With each person working only two days a week, they’ll sometimes head into the office in the morning if they need something. On other days, they go right to a job from their house.
For the most part, traffic has dropped dramatically, with half-hour commutes now taking maybe 10 minutes. But, by mid-April, Larry noticed a small increase in cars on the road. And, there are still people outside.
“You see people out playing with their kids, out walking, biking and running, all that stuff,” said Tom.
Back at Home
While it’s comforting to be employed when so many people have lost their jobs, sometimes still working can have its downsides.

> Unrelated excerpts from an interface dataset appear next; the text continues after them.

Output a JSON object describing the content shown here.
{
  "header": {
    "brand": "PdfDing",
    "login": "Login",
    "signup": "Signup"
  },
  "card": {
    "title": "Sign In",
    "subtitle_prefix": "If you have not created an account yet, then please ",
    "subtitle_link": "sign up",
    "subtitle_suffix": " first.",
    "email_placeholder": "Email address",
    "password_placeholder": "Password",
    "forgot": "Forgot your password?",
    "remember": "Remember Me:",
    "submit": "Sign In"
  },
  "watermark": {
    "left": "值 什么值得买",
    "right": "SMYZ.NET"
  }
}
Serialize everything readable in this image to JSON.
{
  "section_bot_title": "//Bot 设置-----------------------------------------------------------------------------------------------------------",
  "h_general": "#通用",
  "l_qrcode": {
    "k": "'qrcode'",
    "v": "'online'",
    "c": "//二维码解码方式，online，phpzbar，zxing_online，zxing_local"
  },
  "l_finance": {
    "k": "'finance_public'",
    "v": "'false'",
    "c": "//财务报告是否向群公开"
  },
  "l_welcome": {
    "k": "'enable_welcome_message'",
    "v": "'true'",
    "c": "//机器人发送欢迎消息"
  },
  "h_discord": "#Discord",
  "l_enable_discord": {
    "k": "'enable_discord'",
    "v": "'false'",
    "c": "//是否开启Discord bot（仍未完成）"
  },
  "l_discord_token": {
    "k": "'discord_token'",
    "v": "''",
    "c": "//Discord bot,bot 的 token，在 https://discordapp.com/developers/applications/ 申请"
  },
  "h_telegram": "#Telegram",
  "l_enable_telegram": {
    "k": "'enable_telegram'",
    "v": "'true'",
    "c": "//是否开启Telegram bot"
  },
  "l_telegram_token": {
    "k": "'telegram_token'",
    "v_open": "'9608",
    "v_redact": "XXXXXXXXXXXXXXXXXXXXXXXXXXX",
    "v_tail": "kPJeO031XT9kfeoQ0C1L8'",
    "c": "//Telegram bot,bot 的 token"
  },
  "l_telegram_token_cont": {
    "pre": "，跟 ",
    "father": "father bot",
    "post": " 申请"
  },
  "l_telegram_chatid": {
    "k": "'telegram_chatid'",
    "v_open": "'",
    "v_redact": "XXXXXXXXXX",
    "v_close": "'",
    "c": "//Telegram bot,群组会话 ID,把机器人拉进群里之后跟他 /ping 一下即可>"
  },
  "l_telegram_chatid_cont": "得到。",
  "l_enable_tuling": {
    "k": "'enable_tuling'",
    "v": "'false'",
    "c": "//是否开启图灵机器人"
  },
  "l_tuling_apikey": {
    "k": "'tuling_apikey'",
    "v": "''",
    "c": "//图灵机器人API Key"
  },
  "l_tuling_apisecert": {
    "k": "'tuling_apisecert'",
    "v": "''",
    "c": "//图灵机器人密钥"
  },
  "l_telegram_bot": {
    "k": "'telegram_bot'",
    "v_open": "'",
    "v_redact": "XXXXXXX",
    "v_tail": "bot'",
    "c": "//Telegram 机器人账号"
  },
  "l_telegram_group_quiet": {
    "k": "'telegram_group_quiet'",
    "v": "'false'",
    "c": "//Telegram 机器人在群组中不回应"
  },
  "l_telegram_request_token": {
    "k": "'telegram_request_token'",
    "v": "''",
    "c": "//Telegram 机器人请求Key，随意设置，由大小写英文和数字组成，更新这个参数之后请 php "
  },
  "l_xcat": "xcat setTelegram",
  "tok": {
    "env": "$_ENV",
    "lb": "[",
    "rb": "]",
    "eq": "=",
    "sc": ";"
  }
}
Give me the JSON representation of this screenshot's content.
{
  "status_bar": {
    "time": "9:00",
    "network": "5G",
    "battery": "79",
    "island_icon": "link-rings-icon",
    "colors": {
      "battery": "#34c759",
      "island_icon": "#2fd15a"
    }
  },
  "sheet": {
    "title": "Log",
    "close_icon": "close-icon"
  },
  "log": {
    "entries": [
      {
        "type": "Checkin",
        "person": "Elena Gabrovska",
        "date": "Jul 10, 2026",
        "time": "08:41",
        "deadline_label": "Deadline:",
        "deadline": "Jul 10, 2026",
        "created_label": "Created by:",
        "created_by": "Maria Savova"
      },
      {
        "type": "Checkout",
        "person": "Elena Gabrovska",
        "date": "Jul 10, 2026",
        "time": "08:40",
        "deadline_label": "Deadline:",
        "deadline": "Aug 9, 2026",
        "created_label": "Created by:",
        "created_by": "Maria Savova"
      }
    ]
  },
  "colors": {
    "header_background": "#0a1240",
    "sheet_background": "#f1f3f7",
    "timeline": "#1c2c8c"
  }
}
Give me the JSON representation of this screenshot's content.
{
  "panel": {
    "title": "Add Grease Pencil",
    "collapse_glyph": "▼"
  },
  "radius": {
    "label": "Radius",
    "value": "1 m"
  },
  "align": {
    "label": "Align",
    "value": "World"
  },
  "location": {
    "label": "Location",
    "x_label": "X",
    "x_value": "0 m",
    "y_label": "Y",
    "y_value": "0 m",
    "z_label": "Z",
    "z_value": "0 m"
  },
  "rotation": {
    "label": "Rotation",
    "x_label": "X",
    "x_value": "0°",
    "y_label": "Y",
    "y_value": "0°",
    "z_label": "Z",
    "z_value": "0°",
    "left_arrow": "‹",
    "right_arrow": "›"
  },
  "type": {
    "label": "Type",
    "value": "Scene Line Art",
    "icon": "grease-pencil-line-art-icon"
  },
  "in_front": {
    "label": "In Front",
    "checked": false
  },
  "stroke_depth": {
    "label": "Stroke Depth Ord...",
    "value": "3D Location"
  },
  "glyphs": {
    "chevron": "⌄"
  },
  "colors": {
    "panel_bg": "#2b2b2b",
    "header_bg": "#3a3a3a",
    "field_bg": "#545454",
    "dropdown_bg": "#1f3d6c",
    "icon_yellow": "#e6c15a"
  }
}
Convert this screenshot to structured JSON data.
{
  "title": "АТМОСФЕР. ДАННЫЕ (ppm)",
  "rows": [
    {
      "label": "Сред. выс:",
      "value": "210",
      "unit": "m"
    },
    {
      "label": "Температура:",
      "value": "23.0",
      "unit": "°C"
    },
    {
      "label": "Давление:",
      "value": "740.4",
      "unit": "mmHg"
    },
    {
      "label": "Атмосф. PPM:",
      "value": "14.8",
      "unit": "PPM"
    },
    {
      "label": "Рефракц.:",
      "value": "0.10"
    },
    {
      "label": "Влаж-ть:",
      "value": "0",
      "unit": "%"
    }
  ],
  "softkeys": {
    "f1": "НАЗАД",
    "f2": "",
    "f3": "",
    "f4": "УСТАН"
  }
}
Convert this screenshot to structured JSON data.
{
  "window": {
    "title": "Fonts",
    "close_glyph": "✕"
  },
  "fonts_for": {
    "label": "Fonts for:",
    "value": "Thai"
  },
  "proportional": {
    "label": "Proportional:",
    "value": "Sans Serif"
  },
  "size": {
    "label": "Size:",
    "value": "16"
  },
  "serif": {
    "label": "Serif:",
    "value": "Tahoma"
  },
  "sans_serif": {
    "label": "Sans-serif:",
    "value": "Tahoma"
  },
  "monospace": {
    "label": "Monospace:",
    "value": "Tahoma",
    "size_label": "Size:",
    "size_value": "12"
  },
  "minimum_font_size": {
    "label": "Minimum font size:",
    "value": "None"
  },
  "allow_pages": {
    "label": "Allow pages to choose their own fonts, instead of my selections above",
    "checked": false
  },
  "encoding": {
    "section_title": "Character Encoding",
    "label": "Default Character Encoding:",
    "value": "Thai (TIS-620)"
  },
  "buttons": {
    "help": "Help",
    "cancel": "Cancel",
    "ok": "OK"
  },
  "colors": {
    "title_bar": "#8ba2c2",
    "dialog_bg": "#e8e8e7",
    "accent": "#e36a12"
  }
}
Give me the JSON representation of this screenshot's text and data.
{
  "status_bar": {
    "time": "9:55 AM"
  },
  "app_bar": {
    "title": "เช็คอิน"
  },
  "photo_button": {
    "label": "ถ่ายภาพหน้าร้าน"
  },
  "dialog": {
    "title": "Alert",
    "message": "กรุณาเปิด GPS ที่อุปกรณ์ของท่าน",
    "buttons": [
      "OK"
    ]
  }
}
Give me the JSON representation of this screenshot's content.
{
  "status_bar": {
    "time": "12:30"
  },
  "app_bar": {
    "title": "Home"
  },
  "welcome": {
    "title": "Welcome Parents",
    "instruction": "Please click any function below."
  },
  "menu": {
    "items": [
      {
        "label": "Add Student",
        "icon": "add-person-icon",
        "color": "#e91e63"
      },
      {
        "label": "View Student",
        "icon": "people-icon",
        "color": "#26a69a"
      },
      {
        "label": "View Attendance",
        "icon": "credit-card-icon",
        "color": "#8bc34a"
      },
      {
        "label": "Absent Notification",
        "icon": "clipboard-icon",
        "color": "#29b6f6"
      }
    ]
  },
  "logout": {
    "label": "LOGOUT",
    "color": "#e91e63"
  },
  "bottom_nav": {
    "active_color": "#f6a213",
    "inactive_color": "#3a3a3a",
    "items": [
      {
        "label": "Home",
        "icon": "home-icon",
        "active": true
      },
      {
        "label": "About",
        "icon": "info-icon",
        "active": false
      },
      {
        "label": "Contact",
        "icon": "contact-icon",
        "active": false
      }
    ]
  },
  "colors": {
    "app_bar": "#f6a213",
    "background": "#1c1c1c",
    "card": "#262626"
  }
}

“It’s really different out there right now. Financially, it’s not good,” said Larry. “You go from making so much week down to half, and you’ve got bills to pay and stuff.”
Larry, who’s never been on unemployment before, applied because his hours are reduced. Meanwhile, one of his sons, who lives at home, works in the same industry and got laid off altogether.
“Right now, he’s probably making more on unemployment than I am right now,” he explained. “They said if you’re working less, you can apply, but I still haven’t gotten anything.”
Things are a little different for Tom and Tim. They’re younger without families of their own, and Tim still lives at home.
For them, the more significant adjustment has more been about going from working overtime to being on the job only two days a week.
“My sleep got all out whack, so I’m trying to stay on the same schedule even on the days I’m not working,” said Tom.
Tim said he gets bored easily and began working around the house on anything from painting a room to building a fence.
“I’ve been doing the same thing for a year and a half, and when it’s only one or two days a week, I’m looking for stuff to do,” he explained.
Still, “I haven’t really been that worried,” Tim admitted. “I’m just taking every precaution.”